- 4 cups chicken broth
- 1/2 cup lager beer (such as Budweiser)
- 1/3 cup El Pato tomato sauce
- 2 tablespoons apple cider vinegar
- 1 tablespoon lime juice
- 1 1/2 teaspoons dried Mexican oregano
- Shredded Cheddar cheese
- Chopped onion
On the side
- Tortilla chips
- Preheat oven to 350 degrees F.
- Using scissors cut off the stem end of each peppers, then cut up one side so that you can open the pepper up and dump out the seeds. Place the seeded peppers on a baking sheet and bake for 3 to 4 minutes. Don't let them get too dark. When you can smell them, they're done.
- Boil 2 cups of water (microwave or stove top) and pour it over the peppers in a large bowl. Let the peppers sit there and rehydrate for about 30 minutes. Stir them around once in a while.
- When the peppers are soft, transfer them to a food processor or blender along with the soaking water, and puree until smooth. If using a food processor add half of the liquid at a time. Set this puree aside for now.
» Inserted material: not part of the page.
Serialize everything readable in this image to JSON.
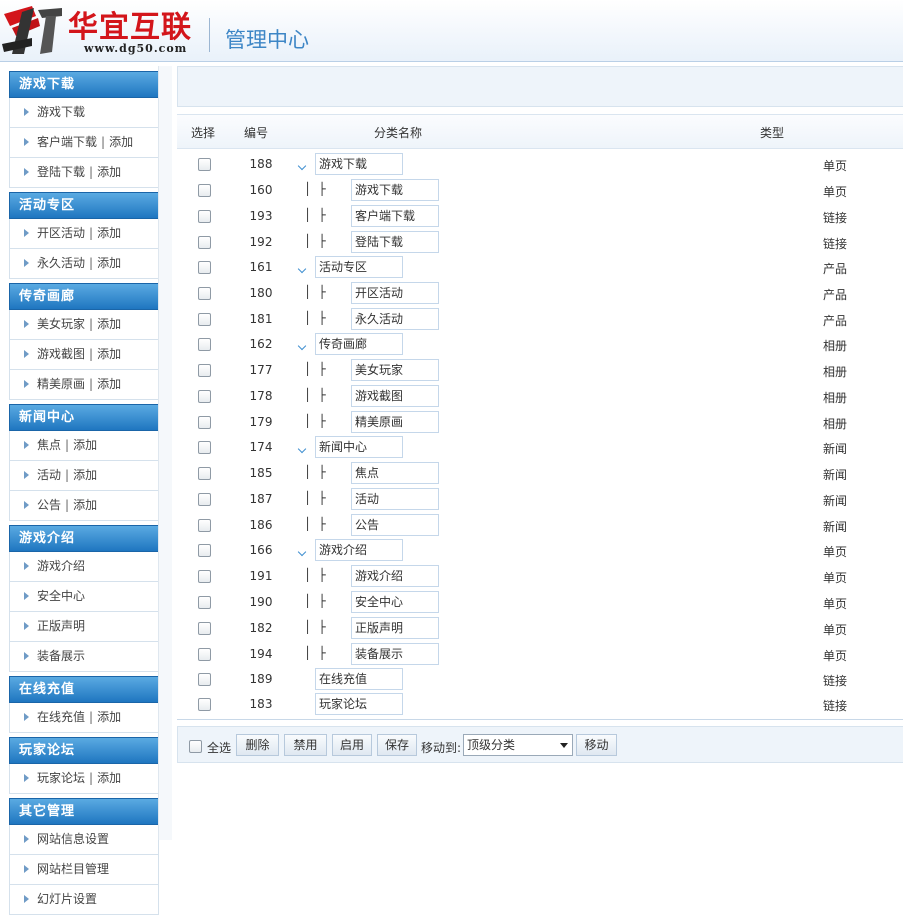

- Heat up a Dutch oven or large pot over high heat. Add one-quarter of the cubed chuck and brown it. When the meat has browned, remove it to a bowl and brown the remaining beef in 3 small batches. Don't rinse the pot when you're done browning the beef, and pour 2 tablespoons of oil into it. When the oil is hot add the onion, green chilies, and garlic to the pot and cook for 5 minutes or until the onions begin to soften.
- Add the meat back into the pot, then stir in the chili powders, brown sugar, salt, black pepper, and cumin. Cook for 3 minutes.
- Heat 1 cup of water to boiling in your microwave oven or on your stove top. Dissolve the bouillon cube in the hot water.
- Whisk the corn masa into the remaining 2 cups of water (room temperature) and add it to the chili.
- When the beef bouillon cube has dissolved, add the bouillon to the chili along with the chicken broth, beer, tomato sauce, vinegar, lime juice, oregano and pureed chilies.
- Bring the chili to up to a gentle simmer and let it cook uncovered for 2 1/2 to 3 hours or until it's thick and the beef is soft. Add another 1/2 cup of water to the chili as it cooks if it becomes too thick before the beef is tender. Serve with shredded Cheddar cheese and chopped onion for topping and tortilla chips on the side.